20/20 Hindsight Can Be Rather Hazy For Lazy Minds
I don’t really mean for the title to sound as insulting as it may but please stick with me…
I periodically come across conversations among coworkers, bloggers, and radio personalities where hindsight on Iraq is interpreted as so crystal clear that we should have originally gone in with 250 or 450 thousand troops or that, if President Bush had only listened to certain individuals, a surge in 2004 would have improved the situation much earlier…or similar types of arguments.
This always strikes me as oversimplified Monday morning quarterbacking of a very complex military AND geopolitical situation. Unfortunately, the 20/20 hindsight version of Iraq as commonly boiled down for easy public consumption seems to lead to rather shallow analysis by way too many people with a means of shaping public opinion.

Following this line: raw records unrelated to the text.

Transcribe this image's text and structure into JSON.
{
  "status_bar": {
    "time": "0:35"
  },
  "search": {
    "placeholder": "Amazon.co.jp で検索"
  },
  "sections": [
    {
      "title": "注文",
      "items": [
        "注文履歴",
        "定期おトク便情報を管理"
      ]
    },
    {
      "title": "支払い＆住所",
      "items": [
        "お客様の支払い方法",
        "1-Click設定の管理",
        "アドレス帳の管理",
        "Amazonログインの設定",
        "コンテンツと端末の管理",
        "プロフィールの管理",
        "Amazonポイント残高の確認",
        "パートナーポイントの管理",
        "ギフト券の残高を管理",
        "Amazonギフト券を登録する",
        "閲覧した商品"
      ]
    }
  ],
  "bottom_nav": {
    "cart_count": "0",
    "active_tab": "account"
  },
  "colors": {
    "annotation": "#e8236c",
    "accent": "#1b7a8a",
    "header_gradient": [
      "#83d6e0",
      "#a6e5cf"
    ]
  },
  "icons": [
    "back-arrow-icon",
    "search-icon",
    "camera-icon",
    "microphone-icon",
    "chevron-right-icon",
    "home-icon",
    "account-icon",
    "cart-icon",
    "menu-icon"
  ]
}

Before going on let me be clear: I don’t claim to know all the answers…and that really leads to my point. Assuming one of these alternate strategies leads to just as many questions as answers. Handled differently, things would definitely have come out DIFFERENT in many respects…but only simpletons and Olbermans would dare to claim without a doubt that thing would have been BETTER.
A FEW THOUGHTS ON GOING IN WITH MORE TROOPS: Sure, a stronger and more sustainable presence would have probably been better militarily during the early insurgency but would a larger American (or coalition) force have rallied and even larger influx of insurgents? (Would there have been fewer?) Would the available insurgent force have carried out substantially more attacks with many more targets in country? Would the attacks that did occur have been more deadly due to increased troop density at collection points (barracks, mess halls, convoys, etc)? How would the Iraqi population have reacted to an “occupation force” up to 300% larger than was actually used? Could the footprint of 450 thousand westerners ever have led to winning the collective hearts and minds of 25 million non-homogeneous (mostly) Muslim people? (…Or at least enough of them to make a difference.)
A FEW THOUGHTS ON AN EARLIER SURGE: To me this is a little more nuanced and probably worthy of much more debate but, once the war was well underway, the concept of a troop surge was going to be as risky politically as it would be crucial militarily. Is the greater good served if you lose the good will of the public (or any chance of it) while brutally crushing a pesky terrorist element that is hiding among them…using them as human shields? Was the Iraqi population ready for this in 2004 or 2005? Was the Iraqi government strong enough and/or stable enough to handle this in 2004 or 2005? (Luckily, our system “hires” a Commander in Chief and provides him with information and advice to make these calls. While not perfect, the system has served us well for 233 or so years…Democrat talking points notwithstanding, we have been the world’s winners for quite some time and I don’t expect that to change any time soon. But, I digress.)
In short, it is very hard to say that the situation on the ground today would be much BETTER or that we would have suffered fewer casualties with more troops from the beginning or by starting the surge much earlier. Things could very well be much DIFFERENT today (and in the future) but it is and will always remain arguable whether that would have been a good thing or not.
NtrepidProud Member for 3 years 10 months